BEGIN The data
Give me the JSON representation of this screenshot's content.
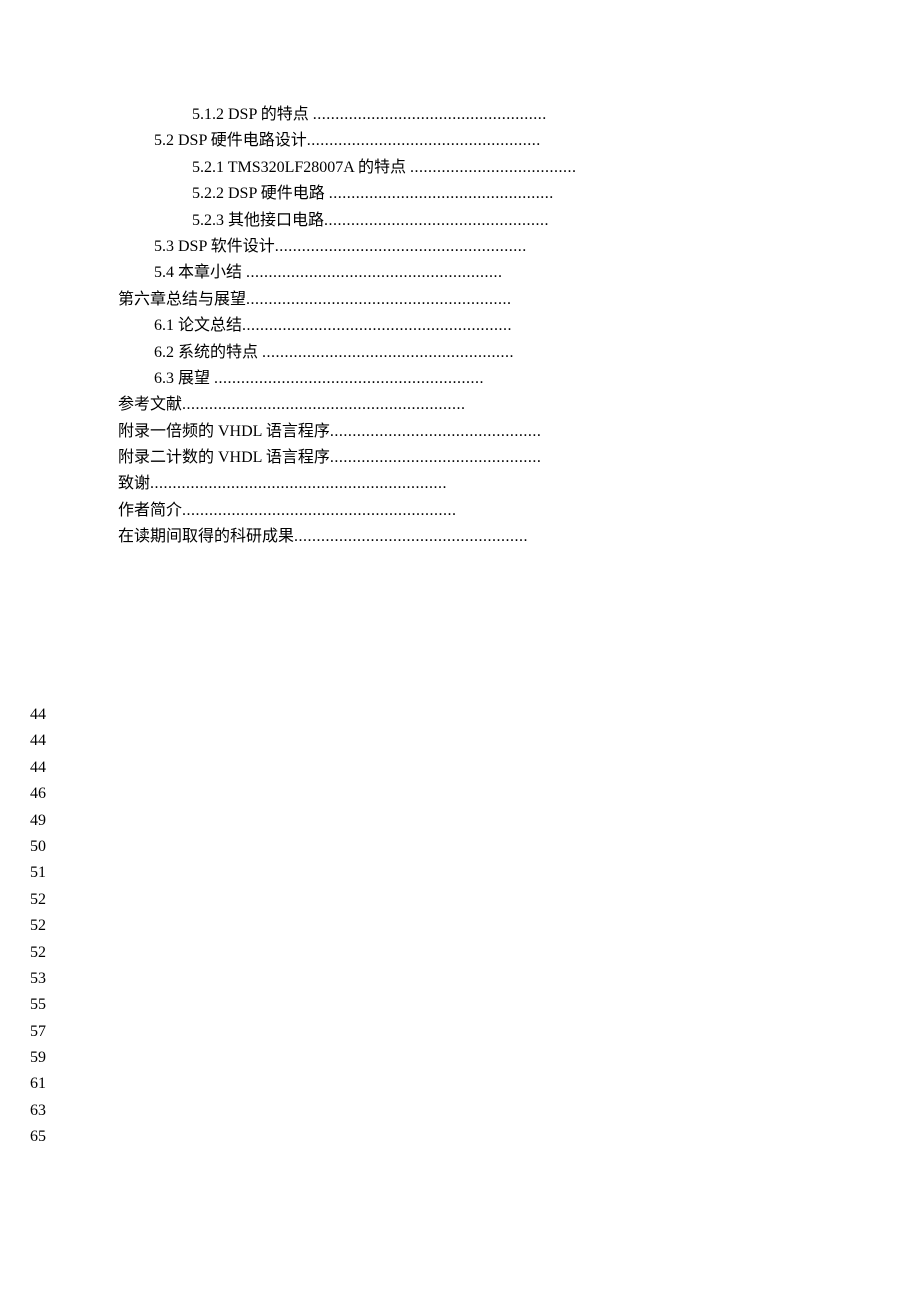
{
  "toc": [
    {
      "indent": 2,
      "label": "5.1.2 DSP 的特点 ",
      "dots": "...................................................."
    },
    {
      "indent": 1,
      "label": "5.2 DSP 硬件电路设计",
      "dots": "...................................................."
    },
    {
      "indent": 2,
      "label": "5.2.1 TMS320LF28007A 的特点 ",
      "dots": "....................................."
    },
    {
      "indent": 2,
      "label": "5.2.2 DSP 硬件电路 ",
      "dots": ".................................................."
    },
    {
      "indent": 2,
      "label": "5.2.3 其他接口电路",
      "dots": ".................................................."
    },
    {
      "indent": 1,
      "label": "5.3 DSP 软件设计",
      "dots": "........................................................"
    },
    {
      "indent": 1,
      "label": "5.4 本章小结 ",
      "dots": "........................................................."
    },
    {
      "indent": 0,
      "label": "第六章总结与展望",
      "dots": "..........................................................."
    },
    {
      "indent": 1,
      "label": "6.1 论文总结",
      "dots": "............................................................"
    },
    {
      "indent": 1,
      "label": "6.2 系统的特点 ",
      "dots": "........................................................"
    },
    {
      "indent": 1,
      "label": "6.3 展望 ",
      "dots": "............................................................"
    },
    {
      "indent": 0,
      "label": "参考文献",
      "dots": "..............................................................."
    },
    {
      "indent": 0,
      "label": "附录一倍频的 VHDL 语言程序",
      "dots": "..............................................."
    },
    {
      "indent": 0,
      "label": "附录二计数的 VHDL 语言程序",
      "dots": "..............................................."
    },
    {
      "indent": 0,
      "label": "致谢",
      "dots": ".................................................................."
    },
    {
      "indent": 0,
      "label": "作者简介",
      "dots": "............................................................."
    },
    {
      "indent": 0,
      "label": "在读期间取得的科研成果",
      "dots": "...................................................."
    }
  ],
  "pages": [
    "44",
    "44",
    "44",
    "46",
    "49",
    "50",
    "51",
    "52",
    "52",
    "52",
    "53",
    "55",
    "57",
    "59",
    "61",
    "63",
    "65"
  ]
}
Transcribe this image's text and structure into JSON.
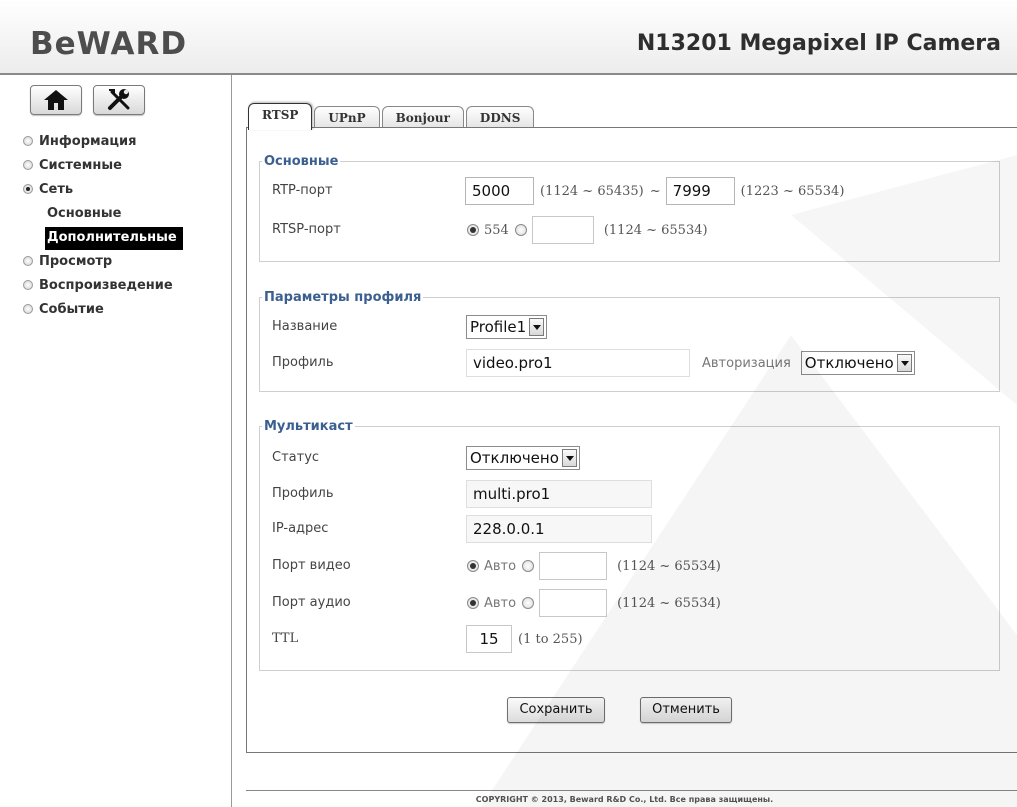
{
  "header": {
    "logo": "BeWARD",
    "model": "N13201 Megapixel IP Camera"
  },
  "sidebar": {
    "items": [
      {
        "label": "Информация",
        "selected": false
      },
      {
        "label": "Системные",
        "selected": false
      },
      {
        "label": "Сеть",
        "selected": true
      },
      {
        "label": "Просмотр",
        "selected": false
      },
      {
        "label": "Воспроизведение",
        "selected": false
      },
      {
        "label": "Событие",
        "selected": false
      }
    ],
    "subitems": [
      {
        "label": "Основные",
        "active": false
      },
      {
        "label": "Дополнительные",
        "active": true
      }
    ]
  },
  "tabs": [
    "RTSP",
    "UPnP",
    "Bonjour",
    "DDNS"
  ],
  "basic": {
    "legend": "Основные",
    "rtp_label": "RTP-порт",
    "rtp_from": "5000",
    "rtp_from_range": "(1124 ~ 65435)",
    "tilde": "~",
    "rtp_to": "7999",
    "rtp_to_range": "(1223 ~ 65534)",
    "rtsp_label": "RTSP-порт",
    "rtsp_default": "554",
    "rtsp_custom": "",
    "rtsp_range": "(1124 ~ 65534)"
  },
  "profile": {
    "legend": "Параметры профиля",
    "name_label": "Название",
    "name_value": "Profile1",
    "profile_label": "Профиль",
    "profile_value": "video.pro1",
    "auth_label": "Авторизация",
    "auth_value": "Отключено"
  },
  "multicast": {
    "legend": "Мультикаст",
    "status_label": "Статус",
    "status_value": "Отключено",
    "profile_label": "Профиль",
    "profile_value": "multi.pro1",
    "ip_label": "IP-адрес",
    "ip_value": "228.0.0.1",
    "video_label": "Порт видео",
    "video_auto": "Авто",
    "video_range": "(1124 ~ 65534)",
    "audio_label": "Порт аудио",
    "audio_auto": "Авто",
    "audio_range": "(1124 ~ 65534)",
    "ttl_label": "TTL",
    "ttl_value": "15",
    "ttl_range": "(1 to 255)"
  },
  "buttons": {
    "save": "Сохранить",
    "cancel": "Отменить"
  },
  "footer": "COPYRIGHT © 2013, Beward R&D Co., Ltd. Все права защищены."
}
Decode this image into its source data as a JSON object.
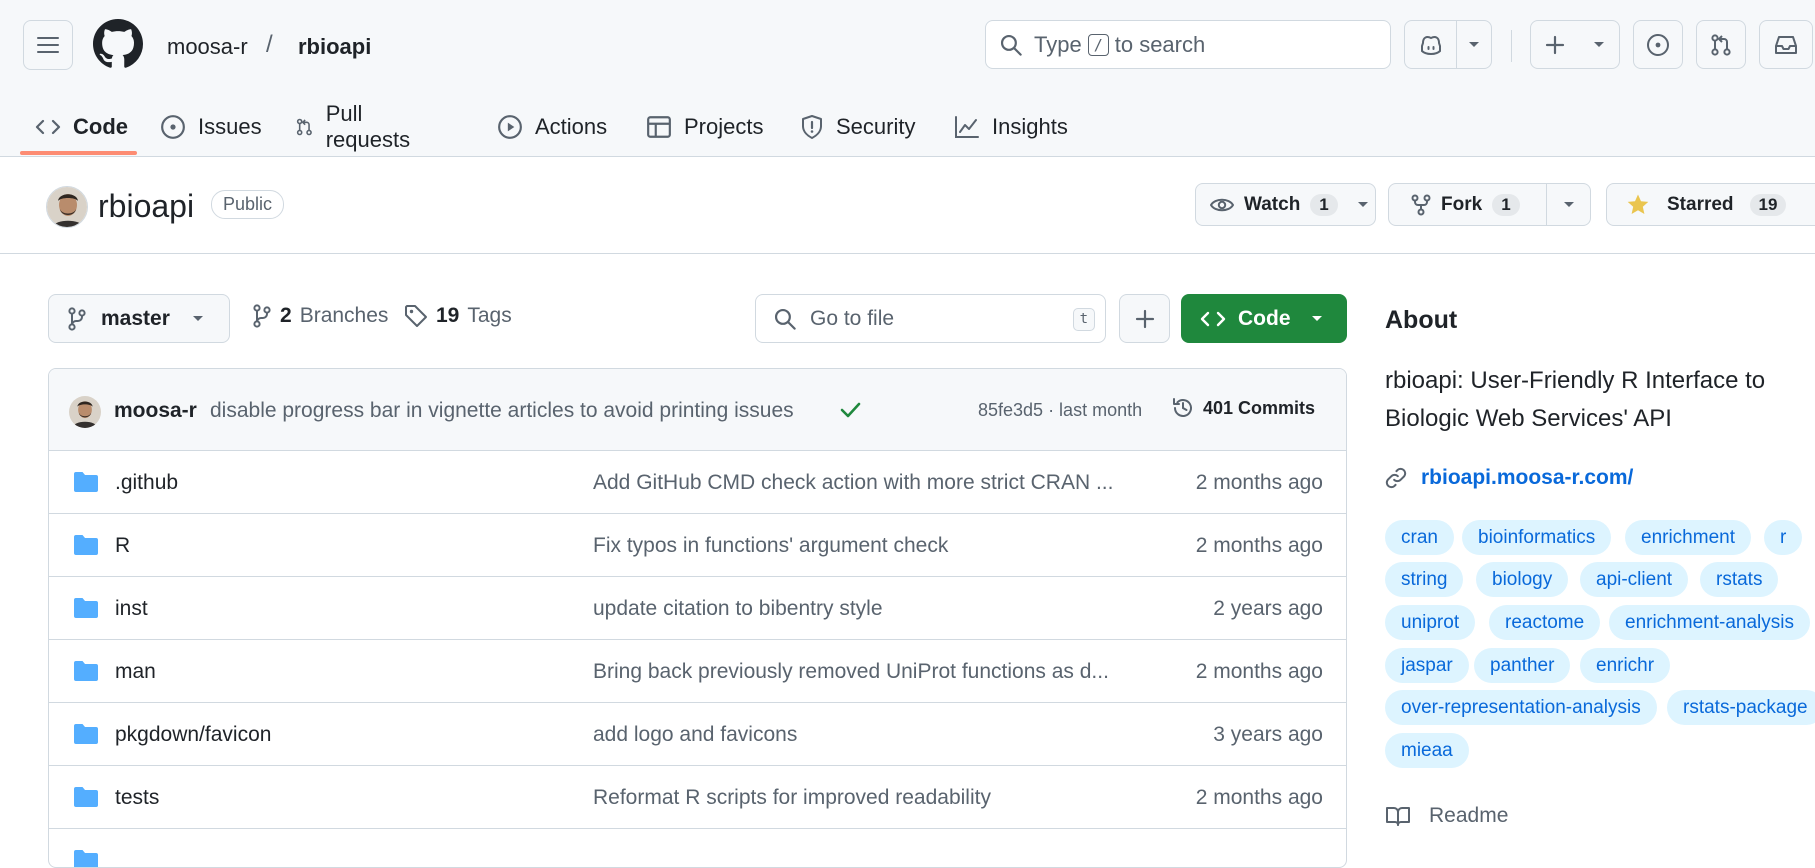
{
  "header": {
    "owner": "moosa-r",
    "separator": "/",
    "repo": "rbioapi",
    "search_prefix": "Type",
    "search_key": "/",
    "search_suffix": "to search"
  },
  "tabs": [
    {
      "label": "Code",
      "icon": "code-icon"
    },
    {
      "label": "Issues",
      "icon": "issue-opened-icon"
    },
    {
      "label": "Pull requests",
      "icon": "git-pull-request-icon"
    },
    {
      "label": "Actions",
      "icon": "play-icon"
    },
    {
      "label": "Projects",
      "icon": "table-icon"
    },
    {
      "label": "Security",
      "icon": "shield-icon"
    },
    {
      "label": "Insights",
      "icon": "graph-icon"
    }
  ],
  "repo": {
    "name": "rbioapi",
    "visibility": "Public",
    "watch_label": "Watch",
    "watch_count": "1",
    "fork_label": "Fork",
    "fork_count": "1",
    "star_label": "Starred",
    "star_count": "19"
  },
  "filenav": {
    "branch": "master",
    "branches_count": "2",
    "branches_label": "Branches",
    "tags_count": "19",
    "tags_label": "Tags",
    "goto_placeholder": "Go to file",
    "goto_key": "t",
    "code_label": "Code"
  },
  "commit": {
    "author": "moosa-r",
    "message": "disable progress bar in vignette articles to avoid printing issues",
    "hash_time": "85fe3d5 · last month",
    "commits_label": "401 Commits"
  },
  "files": [
    {
      "name": ".github",
      "message": "Add GitHub CMD check action with more strict CRAN ...",
      "age": "2 months ago"
    },
    {
      "name": "R",
      "message": "Fix typos in functions' argument check",
      "age": "2 months ago"
    },
    {
      "name": "inst",
      "message": "update citation to bibentry style",
      "age": "2 years ago"
    },
    {
      "name": "man",
      "message": "Bring back previously removed UniProt functions as d...",
      "age": "2 months ago"
    },
    {
      "name": "pkgdown/favicon",
      "message": "add logo and favicons",
      "age": "3 years ago"
    },
    {
      "name": "tests",
      "message": "Reformat R scripts for improved readability",
      "age": "2 months ago"
    }
  ],
  "about": {
    "title": "About",
    "description": "rbioapi: User-Friendly R Interface to Biologic Web Services' API",
    "website": "rbioapi.moosa-r.com/",
    "topics": [
      "cran",
      "bioinformatics",
      "enrichment",
      "r",
      "string",
      "biology",
      "api-client",
      "rstats",
      "uniprot",
      "reactome",
      "enrichment-analysis",
      "jaspar",
      "panther",
      "enrichr",
      "over-representation-analysis",
      "rstats-package",
      "mieaa"
    ],
    "readme_label": "Readme"
  },
  "colors": {
    "accent_green": "#1f883d",
    "link_blue": "#0969da",
    "topic_bg": "#ddf4ff",
    "folder_blue": "#54aeff",
    "tab_underline": "#fd8c73",
    "star_yellow": "#eac54f"
  }
}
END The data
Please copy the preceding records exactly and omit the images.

Result |
Give me the JSON representation of this screenshot's content.
{
  "toc": [
    {
      "indent": 2,
      "label": "5.1.2 DSP 的特点 ",
      "dots": "...................................................."
    },
    {
      "indent": 1,
      "label": "5.2 DSP 硬件电路设计",
      "dots": "...................................................."
    },
    {
      "indent": 2,
      "label": "5.2.1 TMS320LF28007A 的特点 ",
      "dots": "....................................."
    },
    {
      "indent": 2,
      "label": "5.2.2 DSP 硬件电路 ",
      "dots": ".................................................."
    },
    {
      "indent": 2,
      "label": "5.2.3 其他接口电路",
      "dots": ".................................................."
    },
    {
      "indent": 1,
      "label": "5.3 DSP 软件设计",
      "dots": "........................................................"
    },
    {
      "indent": 1,
      "label": "5.4 本章小结 ",
      "dots": "........................................................."
    },
    {
      "indent": 0,
      "label": "第六章总结与展望",
      "dots": "..........................................................."
    },
    {
      "indent": 1,
      "label": "6.1 论文总结",
      "dots": "............................................................"
    },
    {
      "indent": 1,
      "label": "6.2 系统的特点 ",
      "dots": "........................................................"
    },
    {
      "indent": 1,
      "label": "6.3 展望 ",
      "dots": "............................................................"
    },
    {
      "indent": 0,
      "label": "参考文献",
      "dots": "..............................................................."
    },
    {
      "indent": 0,
      "label": "附录一倍频的 VHDL 语言程序",
      "dots": "..............................................."
    },
    {
      "indent": 0,
      "label": "附录二计数的 VHDL 语言程序",
      "dots": "..............................................."
    },
    {
      "indent": 0,
      "label": "致谢",
      "dots": ".................................................................."
    },
    {
      "indent": 0,
      "label": "作者简介",
      "dots": "............................................................."
    },
    {
      "indent": 0,
      "label": "在读期间取得的科研成果",
      "dots": "...................................................."
    }
  ],
  "pages": [
    "44",
    "44",
    "44",
    "46",
    "49",
    "50",
    "51",
    "52",
    "52",
    "52",
    "53",
    "55",
    "57",
    "59",
    "61",
    "63",
    "65"
  ]
}
Transcribe this image's text and structure into JSON.
{
  "header": {
    "logo": "BeWARD",
    "model": "N13201 Megapixel IP Camera"
  },
  "sidebar": {
    "items": [
      {
        "label": "Информация",
        "selected": false
      },
      {
        "label": "Системные",
        "selected": false
      },
      {
        "label": "Сеть",
        "selected": true
      },
      {
        "label": "Просмотр",
        "selected": false
      },
      {
        "label": "Воспроизведение",
        "selected": false
      },
      {
        "label": "Событие",
        "selected": false
      }
    ],
    "subitems": [
      {
        "label": "Основные",
        "active": false
      },
      {
        "label": "Дополнительные",
        "active": true
      }
    ]
  },
  "tabs": [
    "RTSP",
    "UPnP",
    "Bonjour",
    "DDNS"
  ],
  "basic": {
    "legend": "Основные",
    "rtp_label": "RTP-порт",
    "rtp_from": "5000",
    "rtp_from_range": "(1124 ~ 65435)",
    "tilde": "~",
    "rtp_to": "7999",
    "rtp_to_range": "(1223 ~ 65534)",
    "rtsp_label": "RTSP-порт",
    "rtsp_default": "554",
    "rtsp_custom": "",
    "rtsp_range": "(1124 ~ 65534)"
  },
  "profile": {
    "legend": "Параметры профиля",
    "name_label": "Название",
    "name_value": "Profile1",
    "profile_label": "Профиль",
    "profile_value": "video.pro1",
    "auth_label": "Авторизация",
    "auth_value": "Отключено"
  },
  "multicast": {
    "legend": "Мультикаст",
    "status_label": "Статус",
    "status_value": "Отключено",
    "profile_label": "Профиль",
    "profile_value": "multi.pro1",
    "ip_label": "IP-адрес",
    "ip_value": "228.0.0.1",
    "video_label": "Порт видео",
    "video_auto": "Авто",
    "video_range": "(1124 ~ 65534)",
    "audio_label": "Порт аудио",
    "audio_auto": "Авто",
    "audio_range": "(1124 ~ 65534)",
    "ttl_label": "TTL",
    "ttl_value": "15",
    "ttl_range": "(1 to 255)"
  },
  "buttons": {
    "save": "Сохранить",
    "cancel": "Отменить"
  },
  "footer": "COPYRIGHT © 2013, Beward R&D Co., Ltd. Все права защищены."
}
Decode this image into its source data as a JSON object.
{
  "header": {
    "owner": "moosa-r",
    "separator": "/",
    "repo": "rbioapi",
    "search_prefix": "Type",
    "search_key": "/",
    "search_suffix": "to search"
  },
  "tabs": [
    {
      "label": "Code",
      "icon": "code-icon"
    },
    {
      "label": "Issues",
      "icon": "issue-opened-icon"
    },
    {
      "label": "Pull requests",
      "icon": "git-pull-request-icon"
    },
    {
      "label": "Actions",
      "icon": "play-icon"
    },
    {
      "label": "Projects",
      "icon": "table-icon"
    },
    {
      "label": "Security",
      "icon": "shield-icon"
    },
    {
      "label": "Insights",
      "icon": "graph-icon"
    }
  ],
  "repo": {
    "name": "rbioapi",
    "visibility": "Public",
    "watch_label": "Watch",
    "watch_count": "1",
    "fork_label": "Fork",
    "fork_count": "1",
    "star_label": "Starred",
    "star_count": "19"
  },
  "filenav": {
    "branch": "master",
    "branches_count": "2",
    "branches_label": "Branches",
    "tags_count": "19",
    "tags_label": "Tags",
    "goto_placeholder": "Go to file",
    "goto_key": "t",
    "code_label": "Code"
  },
  "commit": {
    "author": "moosa-r",
    "message": "disable progress bar in vignette articles to avoid printing issues",
    "hash_time": "85fe3d5 · last month",
    "commits_label": "401 Commits"
  },
  "files": [
    {
      "name": ".github",
      "message": "Add GitHub CMD check action with more strict CRAN ...",
      "age": "2 months ago"
    },
    {
      "name": "R",
      "message": "Fix typos in functions' argument check",
      "age": "2 months ago"
    },
    {
      "name": "inst",
      "message": "update citation to bibentry style",
      "age": "2 years ago"
    },
    {
      "name": "man",
      "message": "Bring back previously removed UniProt functions as d...",
      "age": "2 months ago"
    },
    {
      "name": "pkgdown/favicon",
      "message": "add logo and favicons",
      "age": "3 years ago"
    },
    {
      "name": "tests",
      "message": "Reformat R scripts for improved readability",
      "age": "2 months ago"
    }
  ],
  "about": {
    "title": "About",
    "description": "rbioapi: User-Friendly R Interface to Biologic Web Services' API",
    "website": "rbioapi.moosa-r.com/",
    "topics": [
      "cran",
      "bioinformatics",
      "enrichment",
      "r",
      "string",
      "biology",
      "api-client",
      "rstats",
      "uniprot",
      "reactome",
      "enrichment-analysis",
      "jaspar",
      "panther",
      "enrichr",
      "over-representation-analysis",
      "rstats-package",
      "mieaa"
    ],
    "readme_label": "Readme"
  },
  "colors": {
    "accent_green": "#1f883d",
    "link_blue": "#0969da",
    "topic_bg": "#ddf4ff",
    "folder_blue": "#54aeff",
    "tab_underline": "#fd8c73",
    "star_yellow": "#eac54f"
  }
}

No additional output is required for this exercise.